It has been observed that many establishments covered under this Act do not get a number of their employees insured under the same. When an accident /sickness occurs it causes a dispute over which Act benefits must be claimed through.
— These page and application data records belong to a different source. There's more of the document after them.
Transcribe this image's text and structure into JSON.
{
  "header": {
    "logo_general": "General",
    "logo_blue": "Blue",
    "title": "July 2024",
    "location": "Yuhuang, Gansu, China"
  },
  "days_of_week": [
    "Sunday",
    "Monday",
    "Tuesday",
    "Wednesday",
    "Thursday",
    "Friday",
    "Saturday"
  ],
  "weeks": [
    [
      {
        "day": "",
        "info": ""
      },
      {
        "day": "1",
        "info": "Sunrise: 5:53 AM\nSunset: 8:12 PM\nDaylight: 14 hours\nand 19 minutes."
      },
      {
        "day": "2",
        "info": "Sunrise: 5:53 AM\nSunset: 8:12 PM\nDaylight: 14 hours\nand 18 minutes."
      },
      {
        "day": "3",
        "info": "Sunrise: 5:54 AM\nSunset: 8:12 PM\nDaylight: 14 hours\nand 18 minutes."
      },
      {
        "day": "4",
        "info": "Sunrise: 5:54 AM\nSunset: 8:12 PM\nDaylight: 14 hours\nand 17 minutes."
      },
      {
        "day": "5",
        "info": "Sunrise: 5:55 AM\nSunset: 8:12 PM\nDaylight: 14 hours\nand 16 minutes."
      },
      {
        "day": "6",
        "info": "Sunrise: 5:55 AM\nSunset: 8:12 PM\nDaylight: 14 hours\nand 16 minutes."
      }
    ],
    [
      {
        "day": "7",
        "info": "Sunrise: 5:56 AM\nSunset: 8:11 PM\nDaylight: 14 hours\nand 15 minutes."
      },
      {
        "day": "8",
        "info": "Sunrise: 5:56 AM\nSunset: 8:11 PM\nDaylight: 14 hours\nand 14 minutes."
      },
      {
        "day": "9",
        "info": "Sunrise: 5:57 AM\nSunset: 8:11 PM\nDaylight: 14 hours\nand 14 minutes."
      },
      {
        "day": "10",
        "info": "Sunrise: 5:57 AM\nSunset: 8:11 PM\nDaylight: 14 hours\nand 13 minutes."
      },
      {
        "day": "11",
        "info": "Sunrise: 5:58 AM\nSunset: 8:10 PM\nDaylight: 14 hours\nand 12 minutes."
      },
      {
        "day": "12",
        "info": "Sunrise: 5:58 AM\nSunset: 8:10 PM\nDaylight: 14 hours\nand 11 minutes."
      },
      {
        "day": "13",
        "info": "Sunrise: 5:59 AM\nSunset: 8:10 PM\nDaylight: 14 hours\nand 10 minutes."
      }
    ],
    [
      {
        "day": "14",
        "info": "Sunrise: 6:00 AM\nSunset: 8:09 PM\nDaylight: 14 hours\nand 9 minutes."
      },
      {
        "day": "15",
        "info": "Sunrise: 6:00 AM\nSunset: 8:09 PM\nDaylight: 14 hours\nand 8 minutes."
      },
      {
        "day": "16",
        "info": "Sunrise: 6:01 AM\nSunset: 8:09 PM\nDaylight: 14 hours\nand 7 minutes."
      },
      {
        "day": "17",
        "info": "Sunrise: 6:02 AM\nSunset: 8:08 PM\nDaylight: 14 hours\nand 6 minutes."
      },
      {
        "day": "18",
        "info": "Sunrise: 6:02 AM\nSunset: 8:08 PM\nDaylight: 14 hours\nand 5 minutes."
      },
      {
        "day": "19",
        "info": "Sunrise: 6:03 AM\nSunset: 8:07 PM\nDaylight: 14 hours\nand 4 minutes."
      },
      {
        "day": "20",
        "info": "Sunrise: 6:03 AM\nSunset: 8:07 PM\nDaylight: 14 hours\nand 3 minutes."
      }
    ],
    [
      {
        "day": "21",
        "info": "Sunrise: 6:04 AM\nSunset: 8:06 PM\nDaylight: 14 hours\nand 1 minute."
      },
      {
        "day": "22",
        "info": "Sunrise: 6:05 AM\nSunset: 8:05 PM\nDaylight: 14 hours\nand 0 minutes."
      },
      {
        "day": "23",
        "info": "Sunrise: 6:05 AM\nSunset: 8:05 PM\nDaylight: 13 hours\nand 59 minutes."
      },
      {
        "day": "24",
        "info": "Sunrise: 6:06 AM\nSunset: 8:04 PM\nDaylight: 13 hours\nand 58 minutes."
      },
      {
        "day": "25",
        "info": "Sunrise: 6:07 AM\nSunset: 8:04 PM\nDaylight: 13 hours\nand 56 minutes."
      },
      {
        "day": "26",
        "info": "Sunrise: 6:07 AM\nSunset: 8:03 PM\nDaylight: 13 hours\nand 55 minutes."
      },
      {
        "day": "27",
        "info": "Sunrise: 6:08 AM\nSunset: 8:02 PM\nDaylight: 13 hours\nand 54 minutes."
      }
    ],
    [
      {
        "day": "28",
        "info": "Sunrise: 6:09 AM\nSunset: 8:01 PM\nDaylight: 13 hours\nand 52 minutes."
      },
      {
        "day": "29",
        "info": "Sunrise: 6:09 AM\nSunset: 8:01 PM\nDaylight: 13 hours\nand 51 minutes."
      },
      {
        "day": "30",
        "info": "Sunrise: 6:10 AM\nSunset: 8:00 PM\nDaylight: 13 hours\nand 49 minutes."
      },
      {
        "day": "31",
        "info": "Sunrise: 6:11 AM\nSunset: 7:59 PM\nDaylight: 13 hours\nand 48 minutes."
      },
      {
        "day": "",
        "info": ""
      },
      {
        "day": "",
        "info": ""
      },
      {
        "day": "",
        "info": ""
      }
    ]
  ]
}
Therefore stringent punishment needs to be levied on those defaulters who fail to cover their employees under this Act. It is suggested,  to  extend  it food agencies in different states,  have  one single number of ESI,  open more ESI hospitals, cover  establishments with five employees and  awareness about all the benefits of the ESI scheme.


[1] Assistant Professor, Bhai Gurdas College of Law, Sangrur

[2] Investopedia, Corporate Social Responsibility (December 18, 2019), htttp://www.investopedia.com/terms/c/corp-social-responsibility.asp

[3] Social Protection Department (2016). http://www.ilo.org/public/english/protection/secsoc/areas/legal

[4] A.N.Sen, Human Rights,1 (2002).

[5] Dr. V.K.Anand, Human Rights, 163  (2001).

[6] The Employees State Insurance Act,1948, Sec.2(12).

[7] Id. Sections  46-73F.

[8] Id. at Section 2  (20).

[9] Id. at Section 46  (1) (a).

[10] Id. at Section  49.

[11] R.C.Sexena, Labour Problems and Social Welfare, 371  (1974).

[12] K.K. Nair v. The Regional Director, ESI Corporation and Another AIR 2008 SC 1726.

[13] K.M. Pillai, Labour & Industrial laws, 310  (2012).

[14] Supra note 6, Section 2 (3), “Confinement” means labour resulting in the issue of a living child or labour after twenty-six weeks of pregnancy resulting in the issue of a child whether alive or dead.

[15] Supra note 6, Section 2 (14B), “Mis-carriage” means expulsion of the contents of a pregnant uterus at any period prior to or during the twenty-sixth week of pregnancy but does not include any mis-carriage, the causing of which is punishable under the Indian Penal Code.

[16] Supra note 6 at S.46(1)(b).

[17] Supra note 6 at S.50.

[18] Supra note 6 at S.46(1)(C).

[19] Supra note 6 at  S.2(8).

[20] Supra note 6 at S.51.

[21] Supra note 6 at S.51-A to 51-D.

[22] Govind Yadav v. New India Insurance Company Ltd civil appeal No.9014 OF 2011.

[23] Supra note 6 at S.46(1)(e).

[24] Supra note 6 at S.56.

[25] “Superannuation”, in relation to an insured person, means the attainment by that person of such age as is fixed in the contract or conditions of service as the age on the attainment of which he shall vacate the insurable employment or the age of sixty years where no such age is fixed and the person is no more in the insurable employment.

[26] Supra note 6 at S.56.

[27] Supra note 6 at S.46-56.

[28] Supra note 6 at S.40-41.

[29] Id.